**DATA SUPPLIED**:
····················

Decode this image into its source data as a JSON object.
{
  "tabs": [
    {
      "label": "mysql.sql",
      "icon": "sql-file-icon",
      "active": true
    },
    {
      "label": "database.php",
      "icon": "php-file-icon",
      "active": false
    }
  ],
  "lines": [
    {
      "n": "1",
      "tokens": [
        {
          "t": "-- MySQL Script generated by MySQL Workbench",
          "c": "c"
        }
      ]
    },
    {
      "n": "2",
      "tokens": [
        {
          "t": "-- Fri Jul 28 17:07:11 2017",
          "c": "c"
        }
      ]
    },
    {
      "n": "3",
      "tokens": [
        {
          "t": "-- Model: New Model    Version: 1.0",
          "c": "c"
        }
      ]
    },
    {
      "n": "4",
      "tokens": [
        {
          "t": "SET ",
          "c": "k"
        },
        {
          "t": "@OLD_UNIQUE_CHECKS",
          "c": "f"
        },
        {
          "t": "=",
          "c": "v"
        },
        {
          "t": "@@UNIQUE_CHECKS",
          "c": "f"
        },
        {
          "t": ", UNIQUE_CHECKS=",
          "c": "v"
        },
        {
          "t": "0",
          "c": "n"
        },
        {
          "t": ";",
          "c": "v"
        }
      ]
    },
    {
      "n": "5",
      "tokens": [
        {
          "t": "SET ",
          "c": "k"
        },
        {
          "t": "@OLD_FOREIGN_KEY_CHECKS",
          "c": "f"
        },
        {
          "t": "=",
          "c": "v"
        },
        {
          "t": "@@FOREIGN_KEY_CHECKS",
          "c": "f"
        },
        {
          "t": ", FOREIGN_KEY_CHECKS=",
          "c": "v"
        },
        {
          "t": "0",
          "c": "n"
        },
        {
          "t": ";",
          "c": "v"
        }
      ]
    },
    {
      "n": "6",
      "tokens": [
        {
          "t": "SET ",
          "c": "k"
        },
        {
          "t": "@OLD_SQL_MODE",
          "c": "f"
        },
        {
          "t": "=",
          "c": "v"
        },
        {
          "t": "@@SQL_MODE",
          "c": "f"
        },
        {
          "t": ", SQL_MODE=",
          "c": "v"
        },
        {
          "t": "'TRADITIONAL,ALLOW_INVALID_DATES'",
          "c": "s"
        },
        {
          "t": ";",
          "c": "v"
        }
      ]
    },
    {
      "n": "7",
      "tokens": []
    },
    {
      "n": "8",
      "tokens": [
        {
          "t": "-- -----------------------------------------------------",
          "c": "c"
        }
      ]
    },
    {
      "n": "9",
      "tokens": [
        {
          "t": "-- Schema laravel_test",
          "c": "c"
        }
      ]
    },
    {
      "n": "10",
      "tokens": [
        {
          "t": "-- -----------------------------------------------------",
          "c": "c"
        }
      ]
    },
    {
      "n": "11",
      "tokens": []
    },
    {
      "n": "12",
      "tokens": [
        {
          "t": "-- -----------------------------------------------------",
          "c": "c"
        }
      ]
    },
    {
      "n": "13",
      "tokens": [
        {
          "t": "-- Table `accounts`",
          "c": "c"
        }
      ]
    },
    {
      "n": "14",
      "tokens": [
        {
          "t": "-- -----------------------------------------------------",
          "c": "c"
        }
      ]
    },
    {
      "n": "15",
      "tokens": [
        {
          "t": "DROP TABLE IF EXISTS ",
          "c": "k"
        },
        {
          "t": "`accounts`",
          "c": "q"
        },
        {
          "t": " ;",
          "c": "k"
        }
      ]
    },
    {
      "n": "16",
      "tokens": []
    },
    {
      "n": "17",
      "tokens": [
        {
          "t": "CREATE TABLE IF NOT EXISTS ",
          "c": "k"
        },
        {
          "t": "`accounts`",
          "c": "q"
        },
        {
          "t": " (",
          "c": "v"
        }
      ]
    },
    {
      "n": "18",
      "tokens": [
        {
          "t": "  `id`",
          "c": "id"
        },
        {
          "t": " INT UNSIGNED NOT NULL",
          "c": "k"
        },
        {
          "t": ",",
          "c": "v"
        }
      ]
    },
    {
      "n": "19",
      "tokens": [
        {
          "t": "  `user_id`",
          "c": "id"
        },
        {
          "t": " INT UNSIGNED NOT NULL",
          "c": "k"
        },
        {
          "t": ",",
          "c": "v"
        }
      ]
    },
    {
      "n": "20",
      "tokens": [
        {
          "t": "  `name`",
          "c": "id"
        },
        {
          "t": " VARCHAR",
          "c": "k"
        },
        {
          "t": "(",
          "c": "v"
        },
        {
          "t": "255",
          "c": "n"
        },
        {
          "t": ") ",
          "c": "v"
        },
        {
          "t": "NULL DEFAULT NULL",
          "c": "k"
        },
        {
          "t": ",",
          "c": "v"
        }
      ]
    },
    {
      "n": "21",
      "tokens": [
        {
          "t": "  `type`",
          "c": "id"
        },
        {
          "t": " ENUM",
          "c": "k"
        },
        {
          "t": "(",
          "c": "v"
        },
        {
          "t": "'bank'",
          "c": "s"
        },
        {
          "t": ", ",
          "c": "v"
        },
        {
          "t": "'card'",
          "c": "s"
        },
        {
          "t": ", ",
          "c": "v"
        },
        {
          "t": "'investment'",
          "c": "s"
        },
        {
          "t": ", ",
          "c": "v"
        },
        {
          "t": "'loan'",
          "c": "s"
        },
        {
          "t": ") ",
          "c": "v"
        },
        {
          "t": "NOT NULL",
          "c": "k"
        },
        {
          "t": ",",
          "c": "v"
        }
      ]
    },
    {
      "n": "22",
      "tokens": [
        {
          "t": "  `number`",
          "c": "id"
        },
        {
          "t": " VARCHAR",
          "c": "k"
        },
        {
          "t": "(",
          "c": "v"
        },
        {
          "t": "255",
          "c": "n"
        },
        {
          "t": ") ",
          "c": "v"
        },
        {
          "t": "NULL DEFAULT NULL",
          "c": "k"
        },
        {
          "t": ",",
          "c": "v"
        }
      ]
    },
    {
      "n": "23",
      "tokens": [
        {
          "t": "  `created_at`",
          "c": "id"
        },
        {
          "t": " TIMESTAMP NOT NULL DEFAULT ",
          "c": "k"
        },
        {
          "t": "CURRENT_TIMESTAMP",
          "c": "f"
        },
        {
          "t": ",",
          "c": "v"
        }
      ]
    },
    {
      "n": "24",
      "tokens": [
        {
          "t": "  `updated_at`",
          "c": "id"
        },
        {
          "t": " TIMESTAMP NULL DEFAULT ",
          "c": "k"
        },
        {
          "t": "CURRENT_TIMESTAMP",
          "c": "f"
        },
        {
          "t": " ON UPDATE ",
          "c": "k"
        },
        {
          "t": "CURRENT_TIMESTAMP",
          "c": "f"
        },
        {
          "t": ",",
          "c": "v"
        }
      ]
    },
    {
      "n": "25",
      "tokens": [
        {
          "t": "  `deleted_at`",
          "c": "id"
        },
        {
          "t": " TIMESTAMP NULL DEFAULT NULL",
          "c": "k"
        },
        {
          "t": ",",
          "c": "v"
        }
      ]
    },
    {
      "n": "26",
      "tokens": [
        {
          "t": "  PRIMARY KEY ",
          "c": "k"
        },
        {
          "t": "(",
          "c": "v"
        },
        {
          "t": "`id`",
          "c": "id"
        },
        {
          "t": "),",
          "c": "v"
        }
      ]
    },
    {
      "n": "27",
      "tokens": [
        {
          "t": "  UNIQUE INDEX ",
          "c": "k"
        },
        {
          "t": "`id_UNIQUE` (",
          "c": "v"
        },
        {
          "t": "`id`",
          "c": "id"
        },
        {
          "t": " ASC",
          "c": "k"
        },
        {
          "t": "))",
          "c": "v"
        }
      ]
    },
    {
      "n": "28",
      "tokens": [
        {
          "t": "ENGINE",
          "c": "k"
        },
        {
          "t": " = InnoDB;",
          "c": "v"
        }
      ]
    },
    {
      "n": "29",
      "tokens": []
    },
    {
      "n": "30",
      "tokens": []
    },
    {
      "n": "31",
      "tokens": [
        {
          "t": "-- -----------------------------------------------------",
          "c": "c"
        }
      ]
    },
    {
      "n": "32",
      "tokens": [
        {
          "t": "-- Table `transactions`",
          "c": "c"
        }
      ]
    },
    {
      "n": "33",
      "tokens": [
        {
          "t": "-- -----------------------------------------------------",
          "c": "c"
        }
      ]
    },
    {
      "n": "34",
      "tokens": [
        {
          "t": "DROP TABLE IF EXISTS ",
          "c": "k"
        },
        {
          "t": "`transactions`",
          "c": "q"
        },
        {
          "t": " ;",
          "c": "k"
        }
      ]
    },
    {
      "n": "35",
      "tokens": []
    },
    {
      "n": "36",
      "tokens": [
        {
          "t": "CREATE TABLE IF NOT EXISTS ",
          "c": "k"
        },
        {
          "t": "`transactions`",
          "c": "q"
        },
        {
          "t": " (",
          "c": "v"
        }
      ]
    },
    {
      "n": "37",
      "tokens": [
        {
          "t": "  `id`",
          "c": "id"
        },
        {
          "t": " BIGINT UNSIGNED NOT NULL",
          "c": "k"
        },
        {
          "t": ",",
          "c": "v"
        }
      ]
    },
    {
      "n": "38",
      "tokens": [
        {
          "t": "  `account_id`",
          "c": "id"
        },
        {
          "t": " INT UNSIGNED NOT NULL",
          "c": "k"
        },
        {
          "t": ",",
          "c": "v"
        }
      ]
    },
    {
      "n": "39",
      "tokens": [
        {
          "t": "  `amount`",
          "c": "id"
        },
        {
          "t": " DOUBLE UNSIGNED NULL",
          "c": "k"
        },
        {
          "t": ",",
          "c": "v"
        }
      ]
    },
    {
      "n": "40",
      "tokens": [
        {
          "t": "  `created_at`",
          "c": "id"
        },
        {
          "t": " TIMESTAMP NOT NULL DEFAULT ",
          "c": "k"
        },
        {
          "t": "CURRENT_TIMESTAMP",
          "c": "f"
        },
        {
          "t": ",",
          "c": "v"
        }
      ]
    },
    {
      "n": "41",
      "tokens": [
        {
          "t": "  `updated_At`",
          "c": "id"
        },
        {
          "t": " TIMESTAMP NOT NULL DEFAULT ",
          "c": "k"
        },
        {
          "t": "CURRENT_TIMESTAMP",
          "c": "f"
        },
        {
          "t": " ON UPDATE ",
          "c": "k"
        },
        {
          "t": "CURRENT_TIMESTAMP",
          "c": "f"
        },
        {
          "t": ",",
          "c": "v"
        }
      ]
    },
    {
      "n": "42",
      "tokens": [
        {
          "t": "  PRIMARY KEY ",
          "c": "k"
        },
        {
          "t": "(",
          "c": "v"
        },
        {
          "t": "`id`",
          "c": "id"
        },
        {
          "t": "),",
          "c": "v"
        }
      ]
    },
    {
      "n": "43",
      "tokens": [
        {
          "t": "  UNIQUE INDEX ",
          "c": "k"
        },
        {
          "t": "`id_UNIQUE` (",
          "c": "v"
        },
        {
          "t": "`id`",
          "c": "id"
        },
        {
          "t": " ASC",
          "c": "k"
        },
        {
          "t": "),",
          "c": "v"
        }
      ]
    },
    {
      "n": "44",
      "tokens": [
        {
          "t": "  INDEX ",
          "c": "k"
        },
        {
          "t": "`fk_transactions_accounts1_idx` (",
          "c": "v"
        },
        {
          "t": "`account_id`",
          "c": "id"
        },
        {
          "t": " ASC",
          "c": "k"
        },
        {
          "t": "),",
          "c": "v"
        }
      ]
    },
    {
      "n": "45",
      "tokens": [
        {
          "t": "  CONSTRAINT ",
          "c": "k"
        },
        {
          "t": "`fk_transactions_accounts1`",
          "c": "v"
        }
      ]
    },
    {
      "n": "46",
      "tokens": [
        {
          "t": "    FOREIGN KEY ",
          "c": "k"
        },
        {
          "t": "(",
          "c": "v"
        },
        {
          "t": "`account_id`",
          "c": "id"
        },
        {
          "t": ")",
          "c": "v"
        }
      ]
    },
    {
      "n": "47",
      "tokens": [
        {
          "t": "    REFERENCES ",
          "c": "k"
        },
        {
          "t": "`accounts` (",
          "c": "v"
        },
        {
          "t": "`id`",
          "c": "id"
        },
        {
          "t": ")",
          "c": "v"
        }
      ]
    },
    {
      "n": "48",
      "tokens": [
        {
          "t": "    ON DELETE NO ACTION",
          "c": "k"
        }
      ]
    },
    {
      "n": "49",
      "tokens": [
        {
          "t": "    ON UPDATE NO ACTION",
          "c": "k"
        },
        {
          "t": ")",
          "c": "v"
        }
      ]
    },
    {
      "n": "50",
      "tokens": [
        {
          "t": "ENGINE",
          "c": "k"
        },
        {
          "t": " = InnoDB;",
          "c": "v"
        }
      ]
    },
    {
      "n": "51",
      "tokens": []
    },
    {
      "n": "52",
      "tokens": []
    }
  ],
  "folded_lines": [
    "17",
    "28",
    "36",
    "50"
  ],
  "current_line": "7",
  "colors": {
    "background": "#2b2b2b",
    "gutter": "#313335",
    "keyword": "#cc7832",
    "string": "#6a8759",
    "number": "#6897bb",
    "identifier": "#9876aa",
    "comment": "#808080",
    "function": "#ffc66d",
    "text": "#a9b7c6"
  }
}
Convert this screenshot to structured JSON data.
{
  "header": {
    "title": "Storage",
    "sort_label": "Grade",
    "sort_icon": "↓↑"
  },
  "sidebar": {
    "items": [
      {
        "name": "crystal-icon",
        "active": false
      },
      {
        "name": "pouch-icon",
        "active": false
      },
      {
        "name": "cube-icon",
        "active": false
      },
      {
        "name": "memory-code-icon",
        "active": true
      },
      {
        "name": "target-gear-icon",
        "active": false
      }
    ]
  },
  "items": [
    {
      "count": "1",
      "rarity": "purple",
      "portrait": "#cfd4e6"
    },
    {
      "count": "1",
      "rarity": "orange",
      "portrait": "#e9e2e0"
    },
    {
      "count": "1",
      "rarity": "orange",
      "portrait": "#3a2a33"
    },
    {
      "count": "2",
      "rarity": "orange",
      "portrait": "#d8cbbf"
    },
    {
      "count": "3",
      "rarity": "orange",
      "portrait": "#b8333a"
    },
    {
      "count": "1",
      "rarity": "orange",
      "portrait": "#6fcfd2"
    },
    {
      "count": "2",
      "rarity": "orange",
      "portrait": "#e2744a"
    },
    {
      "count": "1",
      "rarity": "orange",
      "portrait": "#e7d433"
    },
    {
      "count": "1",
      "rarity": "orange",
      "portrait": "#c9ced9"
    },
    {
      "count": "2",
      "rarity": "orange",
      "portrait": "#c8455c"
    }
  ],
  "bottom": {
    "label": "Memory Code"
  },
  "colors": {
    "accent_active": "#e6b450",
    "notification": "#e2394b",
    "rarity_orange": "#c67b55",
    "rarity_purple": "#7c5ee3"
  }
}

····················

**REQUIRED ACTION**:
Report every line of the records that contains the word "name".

**ANSWER TO THE PROBLEM**:
          "t": "  `name`",
        "name": "crystal-icon",
        "name": "pouch-icon",
        "name": "cube-icon",
        "name": "memory-code-icon",
        "name": "target-gear-icon",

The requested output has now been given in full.